Nerve Conduction Study
The nerve conduction velocity
test is performed to evaluate nerve function. It tests the speed impulses travel
through a nerve.
Nerve conduction velocity
(NCV) is a test of the speed of conduction of impulses
through a nerve.
How the test is performed
The nerve is stimulated,
usually with surface electrodes, which are patch-like
electrodes (similar to those used for ECG) placed on the
skin over the nerve at various locations. One electrode
stimulates the nerve with a very mild electrical impulse.
The resulting electrical

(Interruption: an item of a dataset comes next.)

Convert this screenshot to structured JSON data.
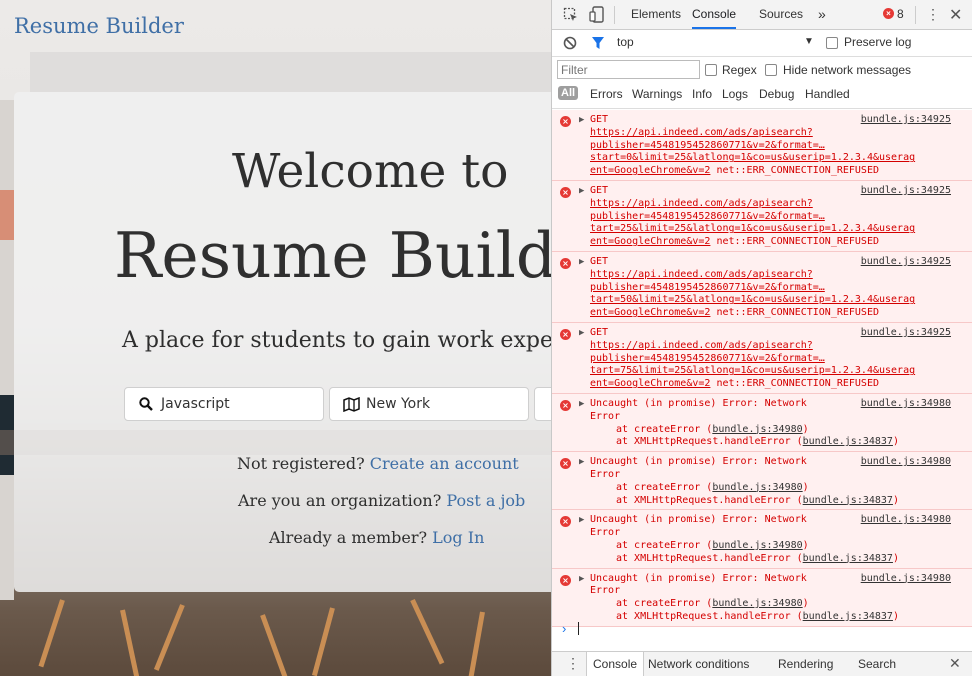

activity is recorded by the other electrodes. The distance
between electrodes and the time it takes for electrical
impulses to travel between electrodes are used to calculate
the nerve conduction velocity.
Electromyography is often
done at the same time as the NCV test.
How to prepare for the
Normal body temperature
must be maintained (low body temperature slows nerve
How the test will feel
The impulse may feel like
an electric shock. Depending on how strong the stimulus is,
you will feel it to varying degrees, and it may be
uncomfortable you. You should feel no pain once the test is
Often the nerve conduction
test is followed by electromyography (EMG) which involves
needles being placed into the muscle and you contracting
that muscle. This can be uncomfortable during the test, and
you may feel muscle soreness at the site of the needles
afterwards as well.
Why the test is performed
This test is used to
diagnose nerve damage or destruction.
NCV is related to the
diameter of the nerve and the normal degree of myelination
(the presence of a myelin sheath on the axon) of the nerve.
Newborn infants have values that are approximately half that
of adults, and adult values are normally reached by age 3 -
What abnormal results mean
Most often, abnormal
results are caused by some sort of neuropathy (nerve damage
or destruction) including:
Demyelination (destruction of the myelin sheath)
Conduction block (the impulse is blocked somewhere
along the nerve pathway)
Axonopathy (damage to the nerve axon)
Some of the associated diseases or conditions include:
Nerve effects of uremia (from kidney failure)
Traumatic injury to a nerve
Carpal tunnel syndrome
Charcot-Marie-Tooth disease (hereditary)
Chronic inflammatory polyneuropathy
Common peroneal nerve dysfunction
Distal median nerve dysfunction
Femoral nerve dysfunction
Radial nerve dysfunction
Sciatic nerve dysfunction
Secondary systemic amyloid
Tibial nerve dysfunction
Ulnar nerve dysfunction
Any peripheral neuropathy can cause abnormal results, as
can damage to the spinal cord and disk herniation (herniated
nucleus pulposus) with nerve root compression.
What the risks are
There are essentially no
A NCV test shows the
condition of the best surviving nerve fibers and may remain
normal if even a few fibers are unaffected by a disease
process. A normal NCV test result can occur despite
extensive nerve damage.